**What you need to do**
Before you return the entries below, strip out the pictures and keep all else exact.

**Collected data**
────────────────────

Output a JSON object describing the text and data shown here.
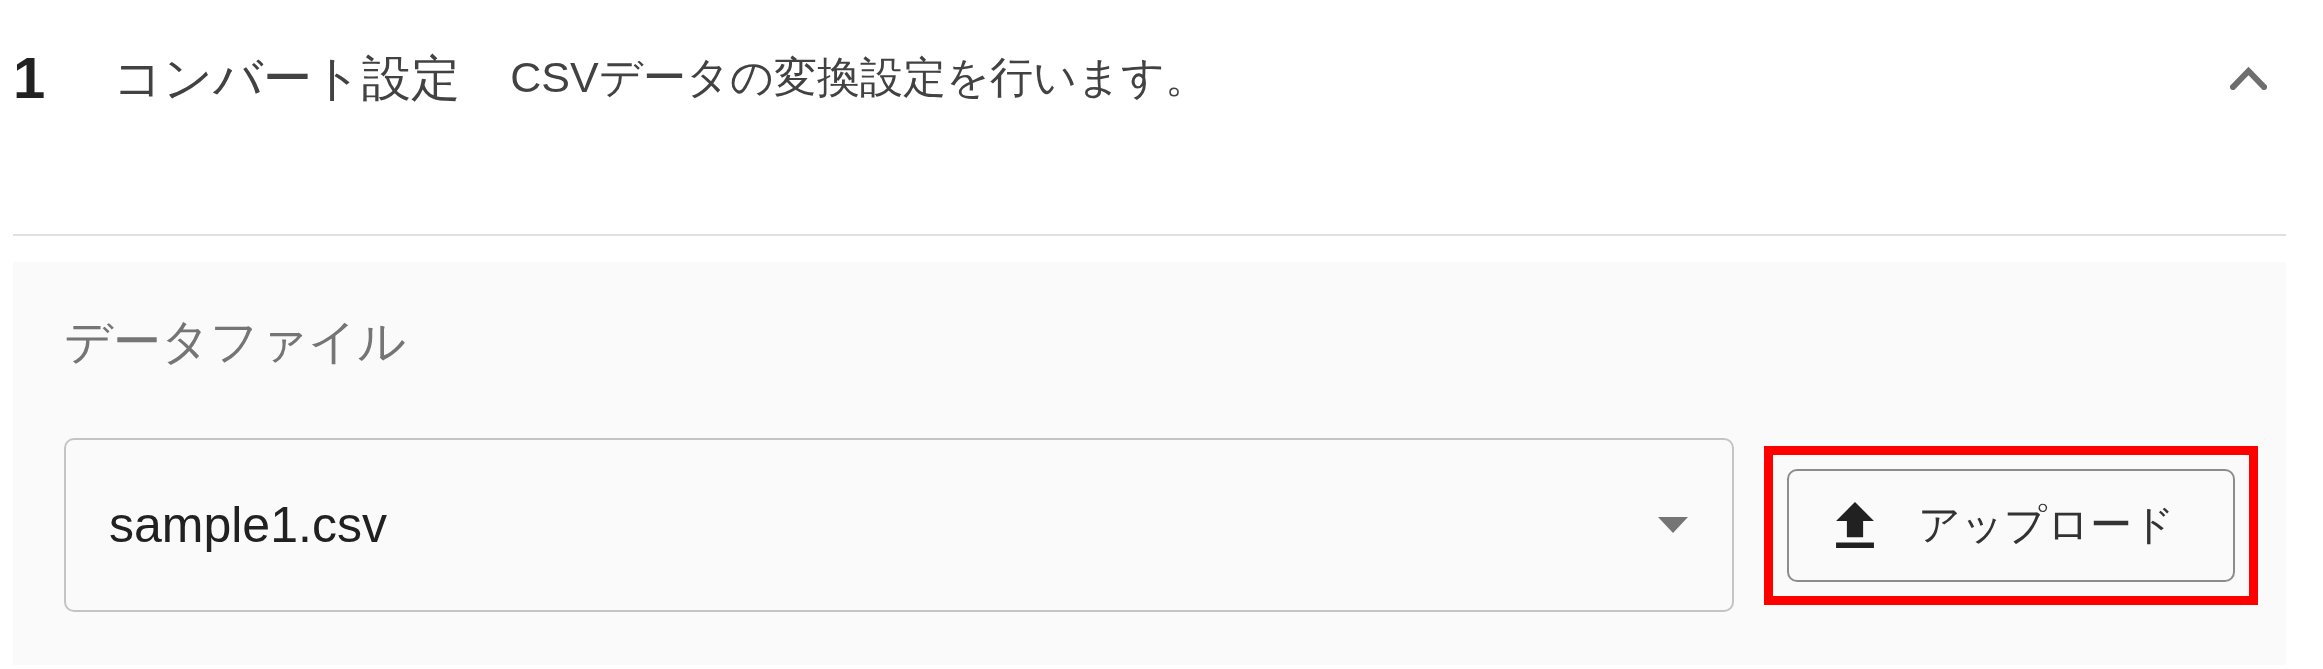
{
  "section": {
    "number": "1",
    "title": "コンバート設定",
    "description": "CSVデータの変換設定を行います。",
    "expanded": true
  },
  "data_file": {
    "label": "データファイル",
    "select": {
      "value": "sample1.csv"
    },
    "upload_button": {
      "label": "アップロード",
      "highlighted": true
    }
  }
}
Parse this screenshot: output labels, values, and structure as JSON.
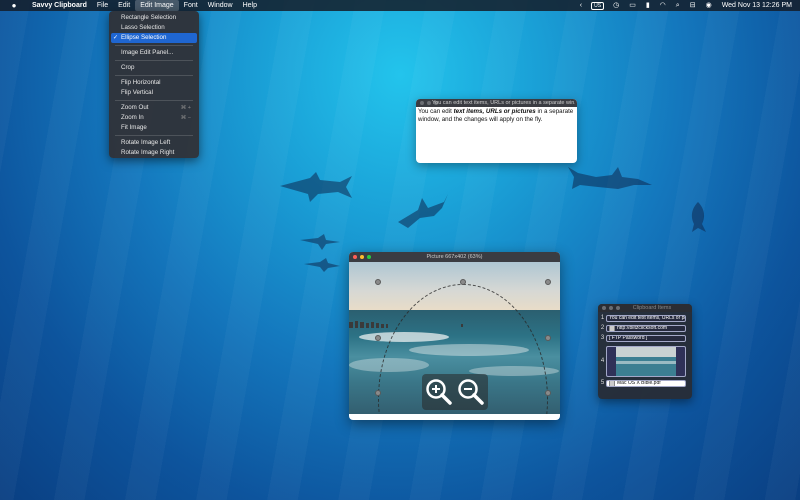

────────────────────

**Exercise solution**
Output a JSON object describing the text and data shown here.
{
  "section": {
    "number": "1",
    "title": "コンバート設定",
    "description": "CSVデータの変換設定を行います。",
    "expanded": true
  },
  "data_file": {
    "label": "データファイル",
    "select": {
      "value": "sample1.csv"
    },
    "upload_button": {
      "label": "アップロード",
      "highlighted": true
    }
  }
}
Parse this screenshot: output labels, values, and structure as JSON.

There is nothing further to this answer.